#### [What is required]
Write out the records once more, exactly as given.

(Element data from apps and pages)
----
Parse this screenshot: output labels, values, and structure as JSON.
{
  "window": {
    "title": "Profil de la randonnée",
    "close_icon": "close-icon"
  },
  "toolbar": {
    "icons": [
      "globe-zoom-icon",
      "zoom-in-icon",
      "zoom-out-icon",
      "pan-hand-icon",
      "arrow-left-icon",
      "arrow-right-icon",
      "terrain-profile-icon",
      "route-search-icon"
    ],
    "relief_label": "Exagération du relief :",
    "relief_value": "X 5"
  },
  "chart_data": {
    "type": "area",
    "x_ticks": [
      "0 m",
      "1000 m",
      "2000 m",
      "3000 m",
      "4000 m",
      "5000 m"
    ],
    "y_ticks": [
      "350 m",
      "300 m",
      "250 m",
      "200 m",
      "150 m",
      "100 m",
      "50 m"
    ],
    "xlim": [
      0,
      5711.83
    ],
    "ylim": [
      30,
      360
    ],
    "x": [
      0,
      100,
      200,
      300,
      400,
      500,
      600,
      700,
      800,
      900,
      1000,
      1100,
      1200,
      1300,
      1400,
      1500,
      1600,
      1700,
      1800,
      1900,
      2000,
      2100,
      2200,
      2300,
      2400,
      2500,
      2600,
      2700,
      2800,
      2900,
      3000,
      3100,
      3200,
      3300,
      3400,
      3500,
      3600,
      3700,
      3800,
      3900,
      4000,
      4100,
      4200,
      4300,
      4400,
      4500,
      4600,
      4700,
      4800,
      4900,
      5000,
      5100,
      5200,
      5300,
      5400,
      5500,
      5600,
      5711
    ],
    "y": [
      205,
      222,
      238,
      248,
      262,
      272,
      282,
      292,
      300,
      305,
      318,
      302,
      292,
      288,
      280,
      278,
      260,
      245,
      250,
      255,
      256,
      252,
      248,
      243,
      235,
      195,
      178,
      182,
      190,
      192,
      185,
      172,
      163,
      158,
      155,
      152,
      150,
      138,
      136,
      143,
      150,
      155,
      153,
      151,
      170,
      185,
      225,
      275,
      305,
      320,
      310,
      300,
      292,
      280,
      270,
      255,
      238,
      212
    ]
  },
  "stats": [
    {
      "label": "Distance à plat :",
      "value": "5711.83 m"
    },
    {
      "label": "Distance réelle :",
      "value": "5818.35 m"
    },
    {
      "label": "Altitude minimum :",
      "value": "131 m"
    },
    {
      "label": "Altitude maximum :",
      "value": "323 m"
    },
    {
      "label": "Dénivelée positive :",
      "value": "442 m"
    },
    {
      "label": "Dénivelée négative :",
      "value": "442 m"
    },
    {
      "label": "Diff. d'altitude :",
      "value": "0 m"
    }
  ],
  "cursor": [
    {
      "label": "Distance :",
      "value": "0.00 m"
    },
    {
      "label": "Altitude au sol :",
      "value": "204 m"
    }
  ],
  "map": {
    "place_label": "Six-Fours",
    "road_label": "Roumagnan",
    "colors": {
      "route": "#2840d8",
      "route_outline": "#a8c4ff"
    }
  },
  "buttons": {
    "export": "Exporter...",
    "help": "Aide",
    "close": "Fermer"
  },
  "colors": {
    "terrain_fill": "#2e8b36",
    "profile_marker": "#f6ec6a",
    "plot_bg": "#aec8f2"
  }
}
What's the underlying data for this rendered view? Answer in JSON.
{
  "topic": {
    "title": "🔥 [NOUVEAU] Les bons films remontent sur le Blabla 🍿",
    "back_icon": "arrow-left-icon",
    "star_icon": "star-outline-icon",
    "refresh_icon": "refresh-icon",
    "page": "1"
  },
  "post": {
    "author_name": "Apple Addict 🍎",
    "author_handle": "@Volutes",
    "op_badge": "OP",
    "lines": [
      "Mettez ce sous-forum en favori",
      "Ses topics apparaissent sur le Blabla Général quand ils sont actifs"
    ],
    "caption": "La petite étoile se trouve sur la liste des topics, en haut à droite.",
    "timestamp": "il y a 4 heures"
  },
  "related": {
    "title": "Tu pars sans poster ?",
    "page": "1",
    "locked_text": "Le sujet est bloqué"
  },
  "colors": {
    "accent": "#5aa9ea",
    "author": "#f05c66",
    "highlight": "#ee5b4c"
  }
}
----
#### [Output below]
Parse this screenshot: output labels, values, and structure as JSON.
{
  "window": {
    "title": "Profil de la randonnée",
    "close_icon": "close-icon"
  },
  "toolbar": {
    "icons": [
      "globe-zoom-icon",
      "zoom-in-icon",
      "zoom-out-icon",
      "pan-hand-icon",
      "arrow-left-icon",
      "arrow-right-icon",
      "terrain-profile-icon",
      "route-search-icon"
    ],
    "relief_label": "Exagération du relief :",
    "relief_value": "X 5"
  },
  "chart_data": {
    "type": "area",
    "x_ticks": [
      "0 m",
      "1000 m",
      "2000 m",
      "3000 m",
      "4000 m",
      "5000 m"
    ],
    "y_ticks": [
      "350 m",
      "300 m",
      "250 m",
      "200 m",
      "150 m",
      "100 m",
      "50 m"
    ],
    "xlim": [
      0,
      5711.83
    ],
    "ylim": [
      30,
      360
    ],
    "x": [
      0,
      100,
      200,
      300,
      400,
      500,
      600,
      700,
      800,
      900,
      1000,
      1100,
      1200,
      1300,
      1400,
      1500,
      1600,
      1700,
      1800,
      1900,
      2000,
      2100,
      2200,
      2300,
      2400,
      2500,
      2600,
      2700,
      2800,
      2900,
      3000,
      3100,
      3200,
      3300,
      3400,
      3500,
      3600,
      3700,
      3800,
      3900,
      4000,
      4100,
      4200,
      4300,
      4400,
      4500,
      4600,
      4700,
      4800,
      4900,
      5000,
      5100,
      5200,
      5300,
      5400,
      5500,
      5600,
      5711
    ],
    "y": [
      205,
      222,
      238,
      248,
      262,
      272,
      282,
      292,
      300,
      305,
      318,
      302,
      292,
      288,
      280,
      278,
      260,
      245,
      250,
      255,
      256,
      252,
      248,
      243,
      235,
      195,
      178,
      182,
      190,
      192,
      185,
      172,
      163,
      158,
      155,
      152,
      150,
      138,
      136,
      143,
      150,
      155,
      153,
      151,
      170,
      185,
      225,
      275,
      305,
      320,
      310,
      300,
      292,
      280,
      270,
      255,
      238,
      212
    ]
  },
  "stats": [
    {
      "label": "Distance à plat :",
      "value": "5711.83 m"
    },
    {
      "label": "Distance réelle :",
      "value": "5818.35 m"
    },
    {
      "label": "Altitude minimum :",
      "value": "131 m"
    },
    {
      "label": "Altitude maximum :",
      "value": "323 m"
    },
    {
      "label": "Dénivelée positive :",
      "value": "442 m"
    },
    {
      "label": "Dénivelée négative :",
      "value": "442 m"
    },
    {
      "label": "Diff. d'altitude :",
      "value": "0 m"
    }
  ],
  "cursor": [
    {
      "label": "Distance :",
      "value": "0.00 m"
    },
    {
      "label": "Altitude au sol :",
      "value": "204 m"
    }
  ],
  "map": {
    "place_label": "Six-Fours",
    "road_label": "Roumagnan",
    "colors": {
      "route": "#2840d8",
      "route_outline": "#a8c4ff"
    }
  },
  "buttons": {
    "export": "Exporter...",
    "help": "Aide",
    "close": "Fermer"
  },
  "colors": {
    "terrain_fill": "#2e8b36",
    "profile_marker": "#f6ec6a",
    "plot_bg": "#aec8f2"
  }
}
What's the underlying data for this rendered view? Answer in JSON.
{
  "topic": {
    "title": "🔥 [NOUVEAU] Les bons films remontent sur le Blabla 🍿",
    "back_icon": "arrow-left-icon",
    "star_icon": "star-outline-icon",
    "refresh_icon": "refresh-icon",
    "page": "1"
  },
  "post": {
    "author_name": "Apple Addict 🍎",
    "author_handle": "@Volutes",
    "op_badge": "OP",
    "lines": [
      "Mettez ce sous-forum en favori",
      "Ses topics apparaissent sur le Blabla Général quand ils sont actifs"
    ],
    "caption": "La petite étoile se trouve sur la liste des topics, en haut à droite.",
    "timestamp": "il y a 4 heures"
  },
  "related": {
    "title": "Tu pars sans poster ?",
    "page": "1",
    "locked_text": "Le sujet est bloqué"
  },
  "colors": {
    "accent": "#5aa9ea",
    "author": "#f05c66",
    "highlight": "#ee5b4c"
  }
}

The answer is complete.